PROBLEM REQUIREMENTS - Please copy out every line in the entries that includes the word "screenshot".

INPUT Start Marker

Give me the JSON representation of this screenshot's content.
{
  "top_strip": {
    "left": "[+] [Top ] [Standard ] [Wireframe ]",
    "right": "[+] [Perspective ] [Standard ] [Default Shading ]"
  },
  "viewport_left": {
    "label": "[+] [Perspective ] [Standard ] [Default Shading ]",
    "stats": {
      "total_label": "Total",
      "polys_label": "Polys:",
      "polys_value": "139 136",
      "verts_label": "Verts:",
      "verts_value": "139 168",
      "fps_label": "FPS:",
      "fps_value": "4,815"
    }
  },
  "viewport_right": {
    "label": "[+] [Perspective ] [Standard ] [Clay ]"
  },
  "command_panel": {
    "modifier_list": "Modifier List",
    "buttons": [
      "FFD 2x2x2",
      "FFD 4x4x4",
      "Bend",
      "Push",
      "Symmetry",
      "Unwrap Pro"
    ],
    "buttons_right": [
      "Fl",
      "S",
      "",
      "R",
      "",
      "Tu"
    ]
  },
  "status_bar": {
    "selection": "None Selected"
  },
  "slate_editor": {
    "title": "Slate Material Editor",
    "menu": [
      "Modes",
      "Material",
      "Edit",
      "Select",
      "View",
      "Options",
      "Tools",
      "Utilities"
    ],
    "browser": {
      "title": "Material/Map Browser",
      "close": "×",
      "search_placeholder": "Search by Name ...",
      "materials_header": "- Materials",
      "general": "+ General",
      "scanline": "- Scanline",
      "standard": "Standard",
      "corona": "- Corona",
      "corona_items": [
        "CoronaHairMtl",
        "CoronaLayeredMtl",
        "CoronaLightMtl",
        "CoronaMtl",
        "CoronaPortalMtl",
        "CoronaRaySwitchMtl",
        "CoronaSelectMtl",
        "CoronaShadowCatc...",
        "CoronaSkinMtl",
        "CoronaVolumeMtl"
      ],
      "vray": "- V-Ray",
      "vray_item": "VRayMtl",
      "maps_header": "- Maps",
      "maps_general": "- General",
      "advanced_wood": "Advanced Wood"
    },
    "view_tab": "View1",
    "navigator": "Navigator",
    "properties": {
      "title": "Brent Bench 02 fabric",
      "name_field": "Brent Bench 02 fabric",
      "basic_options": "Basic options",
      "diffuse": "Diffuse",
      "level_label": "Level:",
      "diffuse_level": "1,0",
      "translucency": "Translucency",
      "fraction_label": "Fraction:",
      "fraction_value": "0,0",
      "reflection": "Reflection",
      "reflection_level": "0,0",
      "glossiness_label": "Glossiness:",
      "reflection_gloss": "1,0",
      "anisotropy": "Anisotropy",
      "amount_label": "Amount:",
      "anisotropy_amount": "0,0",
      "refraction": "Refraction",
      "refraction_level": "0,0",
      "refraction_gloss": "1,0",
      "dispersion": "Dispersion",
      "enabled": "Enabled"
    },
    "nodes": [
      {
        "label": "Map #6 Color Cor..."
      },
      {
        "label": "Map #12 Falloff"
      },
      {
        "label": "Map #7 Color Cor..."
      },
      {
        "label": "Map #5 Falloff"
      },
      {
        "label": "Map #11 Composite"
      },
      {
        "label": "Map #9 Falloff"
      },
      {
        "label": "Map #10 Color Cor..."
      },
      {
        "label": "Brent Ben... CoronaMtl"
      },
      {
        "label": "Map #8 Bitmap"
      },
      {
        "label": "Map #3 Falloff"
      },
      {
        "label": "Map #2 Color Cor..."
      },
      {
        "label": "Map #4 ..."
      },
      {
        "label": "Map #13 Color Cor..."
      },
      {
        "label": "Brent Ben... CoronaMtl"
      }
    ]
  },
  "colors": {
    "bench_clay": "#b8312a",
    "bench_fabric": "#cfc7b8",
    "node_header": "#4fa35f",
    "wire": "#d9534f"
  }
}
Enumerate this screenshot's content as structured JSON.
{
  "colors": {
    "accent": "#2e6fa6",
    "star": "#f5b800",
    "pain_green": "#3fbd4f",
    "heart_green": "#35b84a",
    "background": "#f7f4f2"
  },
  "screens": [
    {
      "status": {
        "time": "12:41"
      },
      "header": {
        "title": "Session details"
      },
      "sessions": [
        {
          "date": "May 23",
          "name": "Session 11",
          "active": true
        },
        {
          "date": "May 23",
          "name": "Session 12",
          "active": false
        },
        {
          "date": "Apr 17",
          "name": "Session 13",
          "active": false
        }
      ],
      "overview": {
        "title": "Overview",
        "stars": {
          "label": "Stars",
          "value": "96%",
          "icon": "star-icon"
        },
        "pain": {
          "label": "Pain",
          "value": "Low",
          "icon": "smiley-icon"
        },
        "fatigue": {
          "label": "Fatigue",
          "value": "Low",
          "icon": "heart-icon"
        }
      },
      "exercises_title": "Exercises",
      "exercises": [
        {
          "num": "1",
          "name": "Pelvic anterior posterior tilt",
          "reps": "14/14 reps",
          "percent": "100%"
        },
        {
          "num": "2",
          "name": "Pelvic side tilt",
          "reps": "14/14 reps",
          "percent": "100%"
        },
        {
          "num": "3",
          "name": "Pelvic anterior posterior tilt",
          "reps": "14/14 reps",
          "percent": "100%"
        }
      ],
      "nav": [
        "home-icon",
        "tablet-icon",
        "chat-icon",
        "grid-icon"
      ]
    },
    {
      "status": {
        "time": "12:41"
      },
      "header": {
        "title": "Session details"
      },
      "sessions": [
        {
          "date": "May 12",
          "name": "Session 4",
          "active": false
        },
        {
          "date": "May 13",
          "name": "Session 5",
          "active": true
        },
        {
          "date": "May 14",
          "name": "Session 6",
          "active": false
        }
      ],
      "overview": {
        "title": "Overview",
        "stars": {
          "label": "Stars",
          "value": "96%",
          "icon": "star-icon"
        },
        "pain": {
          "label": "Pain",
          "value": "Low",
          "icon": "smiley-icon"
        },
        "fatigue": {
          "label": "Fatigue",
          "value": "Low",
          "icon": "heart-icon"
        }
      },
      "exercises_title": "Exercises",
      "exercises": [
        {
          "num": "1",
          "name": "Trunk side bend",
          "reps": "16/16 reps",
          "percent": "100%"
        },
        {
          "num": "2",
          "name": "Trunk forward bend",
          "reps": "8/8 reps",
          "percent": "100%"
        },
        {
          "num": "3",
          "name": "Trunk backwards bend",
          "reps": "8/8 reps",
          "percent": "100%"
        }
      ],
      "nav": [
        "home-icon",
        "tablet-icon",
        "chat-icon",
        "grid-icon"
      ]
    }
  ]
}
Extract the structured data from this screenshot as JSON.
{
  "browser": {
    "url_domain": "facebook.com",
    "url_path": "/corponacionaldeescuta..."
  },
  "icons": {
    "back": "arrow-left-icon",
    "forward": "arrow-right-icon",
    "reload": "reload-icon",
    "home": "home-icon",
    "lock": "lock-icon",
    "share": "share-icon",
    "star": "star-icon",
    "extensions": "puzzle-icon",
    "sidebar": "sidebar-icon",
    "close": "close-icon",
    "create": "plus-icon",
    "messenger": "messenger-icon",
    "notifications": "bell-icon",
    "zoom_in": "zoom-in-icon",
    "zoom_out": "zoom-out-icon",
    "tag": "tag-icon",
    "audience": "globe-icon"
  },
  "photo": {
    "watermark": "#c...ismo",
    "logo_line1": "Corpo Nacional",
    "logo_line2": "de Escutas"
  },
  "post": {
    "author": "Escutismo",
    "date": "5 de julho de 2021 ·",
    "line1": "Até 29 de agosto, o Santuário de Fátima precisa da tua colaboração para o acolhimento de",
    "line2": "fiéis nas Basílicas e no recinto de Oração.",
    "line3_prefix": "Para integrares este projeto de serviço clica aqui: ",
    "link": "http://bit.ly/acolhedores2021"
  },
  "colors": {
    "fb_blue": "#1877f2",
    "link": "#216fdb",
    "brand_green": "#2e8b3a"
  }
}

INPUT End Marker

ANSWER FOR THE TASK -
Give me the JSON representation of this screenshot's content.
Enumerate this screenshot's content as structured JSON.
Extract the structured data from this screenshot as JSON.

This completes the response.